Scan the records below for the word "JSON". Copy each line where it appears.

• _SUPPLIED RECORDS_
__________
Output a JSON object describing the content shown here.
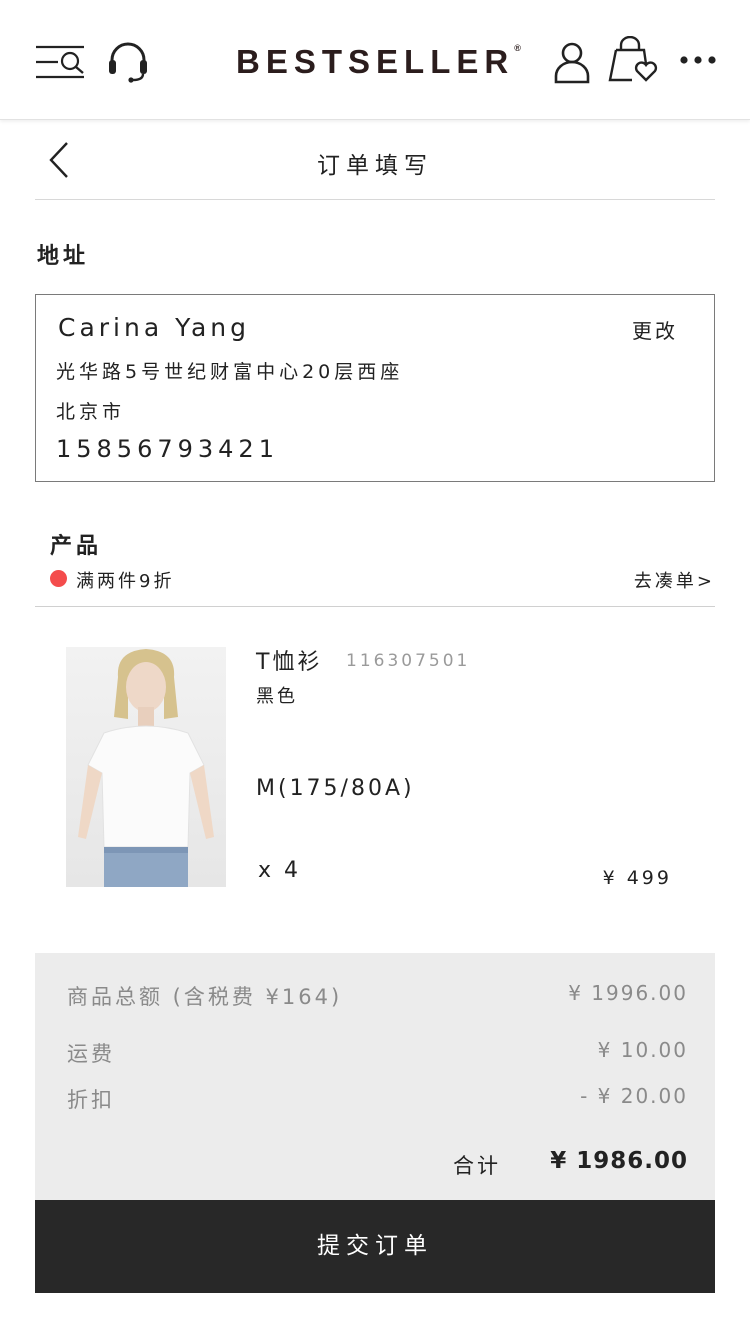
{
  "header": {
    "brand": "BESTSELLER",
    "brand_mark": "®",
    "icons": [
      "menu-search-icon",
      "headset-icon",
      "user-icon",
      "shopping-bag-heart-icon",
      "more-icon"
    ]
  },
  "page": {
    "title": "订单填写",
    "back_icon": "chevron-left-icon"
  },
  "address": {
    "section_label": "地址",
    "name": "Carina Yang",
    "change_label": "更改",
    "street": "光华路5号世纪财富中心20层西座",
    "city": "北京市",
    "phone": "15856793421"
  },
  "products": {
    "section_label": "产品",
    "promo_text": "满两件9折",
    "promo_link": "去凑单>",
    "promo_color": "#f44c4c",
    "items": [
      {
        "name": "T恤衫",
        "sku": "116307501",
        "color": "黑色",
        "size": "M(175/80A)",
        "qty": "x 4",
        "price": "¥ 499"
      }
    ]
  },
  "summary": {
    "subtotal_label": "商品总额 (含税费 ¥164)",
    "subtotal_value": "¥ 1996.00",
    "shipping_label": "运费",
    "shipping_value": "¥ 10.00",
    "discount_label": "折扣",
    "discount_value": "- ¥ 20.00",
    "total_label": "合计",
    "total_value": "¥ 1986.00"
  },
  "actions": {
    "submit_label": "提交订单"
  }
}
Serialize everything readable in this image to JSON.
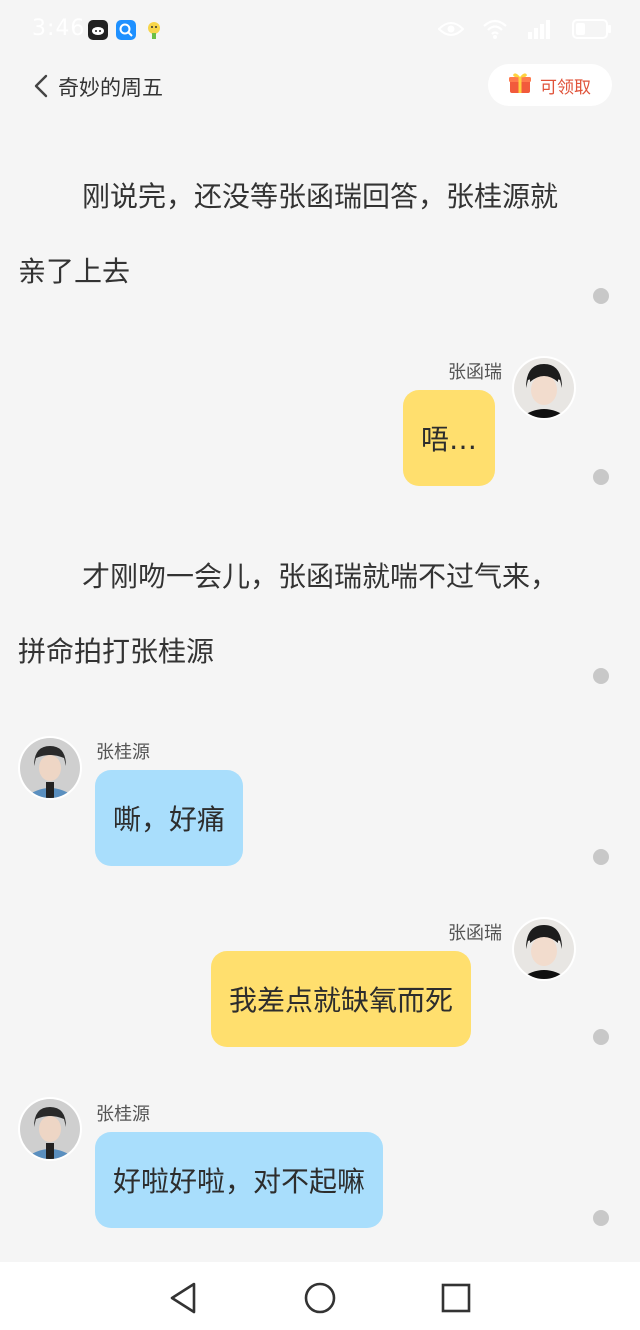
{
  "status_bar": {
    "time": "3:46",
    "icons": [
      "cat-app-icon",
      "search-app-icon",
      "mascot-app-icon",
      "eye-icon",
      "wifi-icon",
      "signal-icon",
      "battery-icon"
    ]
  },
  "header": {
    "title": "奇妙的周五",
    "claim_label": "可领取",
    "claim_color": "#e0533a"
  },
  "story": {
    "narration_1": "刚说完，还没等张函瑞回答，张桂源就亲了上去",
    "narration_2": "才刚吻一会儿，张函瑞就喘不过气来，拼命拍打张桂源",
    "messages": [
      {
        "speaker": "张函瑞",
        "text": "唔…",
        "side": "right"
      },
      {
        "speaker": "张桂源",
        "text": "嘶，好痛",
        "side": "left"
      },
      {
        "speaker": "张函瑞",
        "text": "我差点就缺氧而死",
        "side": "right"
      },
      {
        "speaker": "张桂源",
        "text": "好啦好啦，对不起嘛",
        "side": "left"
      }
    ]
  },
  "colors": {
    "background": "#f5f5f5",
    "bubble_right": "#ffdf6e",
    "bubble_left": "#a9defc"
  },
  "navigation": {
    "buttons": [
      "back-triangle-icon",
      "home-circle-icon",
      "recents-square-icon"
    ]
  }
}
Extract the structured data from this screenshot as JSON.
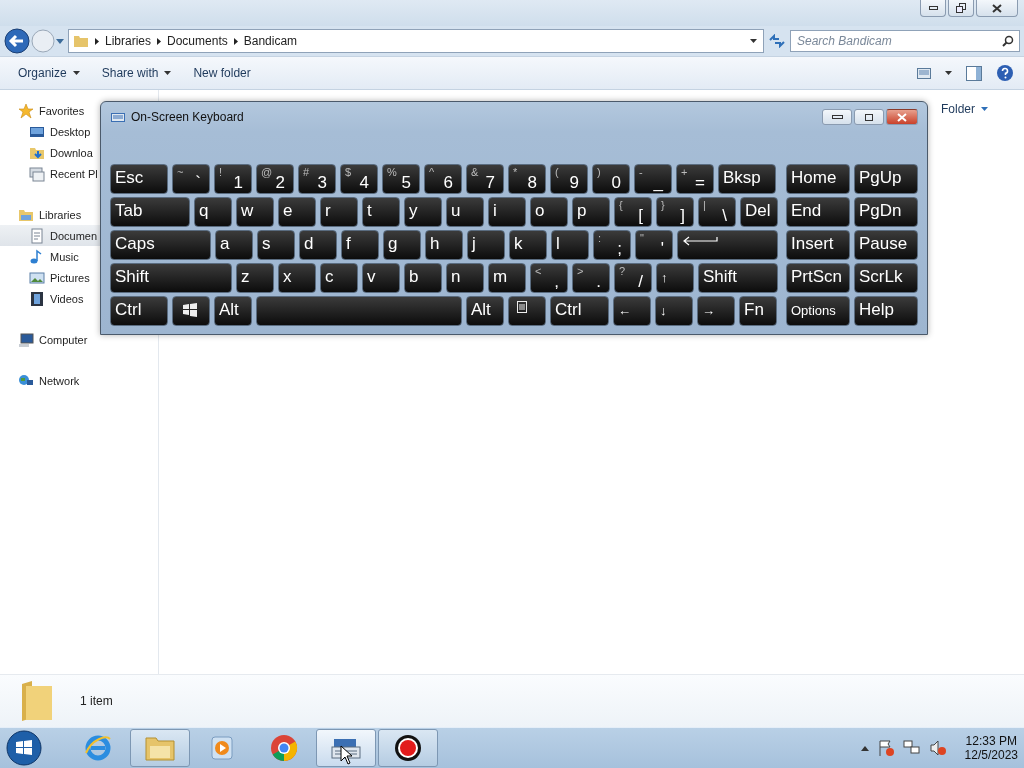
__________
• _EXERCISE RESULT_
Output a JSON object describing the content shown here.
Serialize everything readable in this image to JSON.
Extract the structured data from this screenshot as JSON.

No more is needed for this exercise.